Voluptuous and Feminine Shapes Return to the Catwalks at London Fashion Week

Spring Summer 2018 collections delighted with emphasis on femininity; British craftsmanship and rebellion plus a generous dose of modesty wear.


By Sandra Porto

London Fashion Week put a spring in our step in the cusp of autumn. There are many reasons to celebrate the good British rebellion springing back in crisp and impeccably skilled creations – fresh new shoots reminiscent of the provocative masters. Think about the British craftsmanship and the innate propensity to rebel. Think John Galliano and Alexander McQueen.

It was the season of extravagant femininity with voluptuous shapes of protruding hips and busts.

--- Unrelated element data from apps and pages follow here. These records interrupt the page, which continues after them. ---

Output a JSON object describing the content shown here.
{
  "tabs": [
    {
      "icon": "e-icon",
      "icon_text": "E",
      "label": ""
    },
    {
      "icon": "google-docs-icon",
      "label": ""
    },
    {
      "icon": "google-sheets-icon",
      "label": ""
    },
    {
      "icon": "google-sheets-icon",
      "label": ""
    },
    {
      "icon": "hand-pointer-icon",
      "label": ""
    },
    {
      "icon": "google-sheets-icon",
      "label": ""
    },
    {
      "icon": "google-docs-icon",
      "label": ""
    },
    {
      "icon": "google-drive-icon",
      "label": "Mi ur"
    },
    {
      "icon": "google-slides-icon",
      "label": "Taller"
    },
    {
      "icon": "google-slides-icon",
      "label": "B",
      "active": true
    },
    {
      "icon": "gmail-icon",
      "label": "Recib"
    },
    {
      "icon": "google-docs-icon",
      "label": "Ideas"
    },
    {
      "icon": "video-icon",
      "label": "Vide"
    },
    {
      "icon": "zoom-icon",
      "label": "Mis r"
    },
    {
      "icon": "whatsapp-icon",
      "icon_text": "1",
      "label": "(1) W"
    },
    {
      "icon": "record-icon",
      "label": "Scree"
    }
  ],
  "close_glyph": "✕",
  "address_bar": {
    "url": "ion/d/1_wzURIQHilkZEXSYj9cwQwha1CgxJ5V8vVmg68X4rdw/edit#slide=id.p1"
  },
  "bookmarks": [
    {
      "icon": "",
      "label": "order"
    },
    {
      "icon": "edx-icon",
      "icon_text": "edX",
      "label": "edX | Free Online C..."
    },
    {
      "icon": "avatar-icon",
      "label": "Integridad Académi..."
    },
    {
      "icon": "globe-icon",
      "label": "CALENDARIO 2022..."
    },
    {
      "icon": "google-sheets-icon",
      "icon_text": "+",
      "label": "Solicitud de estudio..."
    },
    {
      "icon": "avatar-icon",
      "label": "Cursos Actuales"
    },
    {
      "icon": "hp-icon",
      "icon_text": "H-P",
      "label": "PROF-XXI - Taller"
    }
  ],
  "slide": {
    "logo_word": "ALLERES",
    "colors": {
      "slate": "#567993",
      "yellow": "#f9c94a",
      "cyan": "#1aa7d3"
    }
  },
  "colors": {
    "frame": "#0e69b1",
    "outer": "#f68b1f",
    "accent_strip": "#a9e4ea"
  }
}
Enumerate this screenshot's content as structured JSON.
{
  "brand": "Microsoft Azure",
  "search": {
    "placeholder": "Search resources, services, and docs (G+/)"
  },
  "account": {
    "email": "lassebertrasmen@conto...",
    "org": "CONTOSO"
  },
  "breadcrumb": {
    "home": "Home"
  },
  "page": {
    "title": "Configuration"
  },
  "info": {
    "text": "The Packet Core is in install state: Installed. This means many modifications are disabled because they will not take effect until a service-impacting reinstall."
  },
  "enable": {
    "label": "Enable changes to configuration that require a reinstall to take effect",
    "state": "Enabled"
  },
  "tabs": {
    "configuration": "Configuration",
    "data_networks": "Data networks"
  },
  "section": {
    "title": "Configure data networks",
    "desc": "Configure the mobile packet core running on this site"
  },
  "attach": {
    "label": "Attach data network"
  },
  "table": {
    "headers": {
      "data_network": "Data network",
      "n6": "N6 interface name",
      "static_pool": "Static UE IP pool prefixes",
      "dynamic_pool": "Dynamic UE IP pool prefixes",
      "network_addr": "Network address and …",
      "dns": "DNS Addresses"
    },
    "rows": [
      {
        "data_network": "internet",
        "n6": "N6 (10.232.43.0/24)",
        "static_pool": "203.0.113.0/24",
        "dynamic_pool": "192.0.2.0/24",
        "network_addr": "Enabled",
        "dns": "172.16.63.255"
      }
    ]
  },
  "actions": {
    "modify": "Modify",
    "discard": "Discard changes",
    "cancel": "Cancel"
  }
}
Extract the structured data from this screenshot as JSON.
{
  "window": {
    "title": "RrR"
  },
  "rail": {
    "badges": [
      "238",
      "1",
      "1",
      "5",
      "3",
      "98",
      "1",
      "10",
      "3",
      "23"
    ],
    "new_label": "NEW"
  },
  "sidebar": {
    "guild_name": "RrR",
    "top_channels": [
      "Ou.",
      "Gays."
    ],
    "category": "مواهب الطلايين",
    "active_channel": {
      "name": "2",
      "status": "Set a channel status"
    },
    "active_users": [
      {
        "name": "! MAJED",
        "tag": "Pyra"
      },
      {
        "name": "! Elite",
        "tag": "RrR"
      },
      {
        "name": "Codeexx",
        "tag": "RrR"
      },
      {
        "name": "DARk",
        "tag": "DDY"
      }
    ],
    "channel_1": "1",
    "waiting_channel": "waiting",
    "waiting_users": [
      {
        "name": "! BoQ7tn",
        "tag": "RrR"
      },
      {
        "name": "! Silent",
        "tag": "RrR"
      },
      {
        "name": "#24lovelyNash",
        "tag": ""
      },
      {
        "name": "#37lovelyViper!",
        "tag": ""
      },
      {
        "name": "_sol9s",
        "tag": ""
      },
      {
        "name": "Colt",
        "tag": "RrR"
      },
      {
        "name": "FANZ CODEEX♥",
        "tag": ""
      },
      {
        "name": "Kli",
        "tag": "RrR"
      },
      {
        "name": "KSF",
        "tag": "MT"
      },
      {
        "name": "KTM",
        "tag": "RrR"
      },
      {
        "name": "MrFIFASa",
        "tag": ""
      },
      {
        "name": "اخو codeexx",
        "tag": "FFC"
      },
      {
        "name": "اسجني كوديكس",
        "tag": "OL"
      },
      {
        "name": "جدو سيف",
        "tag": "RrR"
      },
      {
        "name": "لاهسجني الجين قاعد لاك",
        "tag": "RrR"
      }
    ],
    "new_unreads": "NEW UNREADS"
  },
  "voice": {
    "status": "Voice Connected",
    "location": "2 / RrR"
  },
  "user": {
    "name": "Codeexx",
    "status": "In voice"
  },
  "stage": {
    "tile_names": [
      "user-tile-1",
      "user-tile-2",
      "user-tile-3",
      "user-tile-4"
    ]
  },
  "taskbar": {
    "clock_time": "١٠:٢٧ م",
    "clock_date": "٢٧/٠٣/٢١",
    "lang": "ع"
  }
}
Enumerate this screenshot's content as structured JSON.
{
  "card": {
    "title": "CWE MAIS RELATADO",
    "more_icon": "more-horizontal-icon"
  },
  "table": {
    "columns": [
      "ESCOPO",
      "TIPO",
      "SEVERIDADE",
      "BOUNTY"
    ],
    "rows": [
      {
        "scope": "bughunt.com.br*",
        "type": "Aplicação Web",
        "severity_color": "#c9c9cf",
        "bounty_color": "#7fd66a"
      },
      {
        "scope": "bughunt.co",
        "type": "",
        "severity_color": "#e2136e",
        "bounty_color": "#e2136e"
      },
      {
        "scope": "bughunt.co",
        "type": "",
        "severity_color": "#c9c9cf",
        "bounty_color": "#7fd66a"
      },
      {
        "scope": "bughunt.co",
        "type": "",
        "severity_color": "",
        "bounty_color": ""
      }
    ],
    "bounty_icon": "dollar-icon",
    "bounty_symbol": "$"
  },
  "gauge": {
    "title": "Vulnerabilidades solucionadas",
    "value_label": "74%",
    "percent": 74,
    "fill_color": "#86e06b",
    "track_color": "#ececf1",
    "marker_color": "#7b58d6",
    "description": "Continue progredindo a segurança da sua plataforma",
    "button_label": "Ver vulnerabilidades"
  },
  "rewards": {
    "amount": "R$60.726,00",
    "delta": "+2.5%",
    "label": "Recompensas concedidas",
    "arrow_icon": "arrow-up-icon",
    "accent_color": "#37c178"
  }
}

It almost felt as if the world had been deprived of feminine curves and designers were hungry to bring them back to the catwalks. The results showed in sensational form; combined with bold craftsmanship and the return of couture elements to the catwalks, London Fashion Week felt extra special, one of those moments in fashion where only the clothes matter.


Fashion Scout triumphed at LFW, showcasing the exceptionally engaging collections from emerging talent pouring in every single performance.    Apujan presented a comprehensive multi-layered collection, rich in textures and intricate details in cut-outs, origami and ruffles. With a feast laid for guests, 19.04 let all of us eat cake with plenty of femininity in pastels and candy tones. John Herrera’s Armada amplified mystery, bringing drama and couture elements to the catwalk; whereas EDDA showed us that life could be a big fun trip in bold prints and shapes executed in cartoon prints.

We were taken to New York and Sex and the City with Han Wen. The brand nailed sophisticated ghetto glamour with luscious and distressed fabrics, cut-outs and texture juxtapositions. Meanwhile, with a dramatic catwalk show, full of bold colours and sophisticated sensuality, Malan Breton defied the laws of leather by carving ruffles and curves in the material – unimaginable shapes, until executed.

Opulence, tasteful shine in copper and distressed metallics transformed Rocky Star’s models in goddesses covered in embellishment. All we could utter was: “I want to be that woman!” And just when we were floating in heaven, Mother Earth called in the shape of designer Boo Pala: her multicultural collection showcased artisanal weaving and colours in an autobiographical offering inspired by her Turkish roots.
For Olga Roh at Rohmir however, Italy offers the perfect elements of femininity. The awe-inspiring catwalk show had soprano Alessandra Massimo performing a contemporary repertoire as women and girls showcased the modern, elegant and romantic collection.

Back at the British Fashion Council Show Space at The Store Studios, we were delighted to see Edeline Lee – the brand’s shows are much anticipated for the artistry and multimedia elements. This time, there was a multi-layered presentation with live music; alongside the brand’s signature art installations. Edeline’s feminine and dreamy collection featured modesty wear alongside sensual creations demonstrating the fashion house’s ability to reach diverse women.

Speaking of diversity, one of the highlights of the SS18 has to be Markus Lupfer’s presentation where we landed on a bubble of fun. We all love living in a bubble and the brand’s uplifting prints brought to life a world of fantasy in colour of constant tropical summers. 

Among the established houses, Temperley London was one of the shows where the fashion glitterati assembled – we spotted a very relaxed Hillary Alexander casually queuing and exchanging fashion tips with Amber Le Bon. We might have overheard a bit… Hillary is one reassuring strong presence, also spotted at Fashion Scout, championing the newcomers as well as recognised talents.

Inside the Lindley Hall, the relaxed mood continued as Temperley London showcased an uplifting and feminine collection in flowy silks and clashing prints – which merged into a rather beautiful harmony.

Indeed, London Fashion Week uplifted us all. It was the glory of artistry demonstrated in a wealth of details: billowing shapes, ruffles and other delicate shapes executed in a range of materials; including a noticeable increase in the use of luxurious fabrics. But the rebellion was always there – luscious and intricate, opulent designs beautifully distressed and deconstructed, made our minds dream.

The desire to create and deconstruct, the rebellion that is so much in the British creative vain. It was a breath of fresh air. It felt like London again.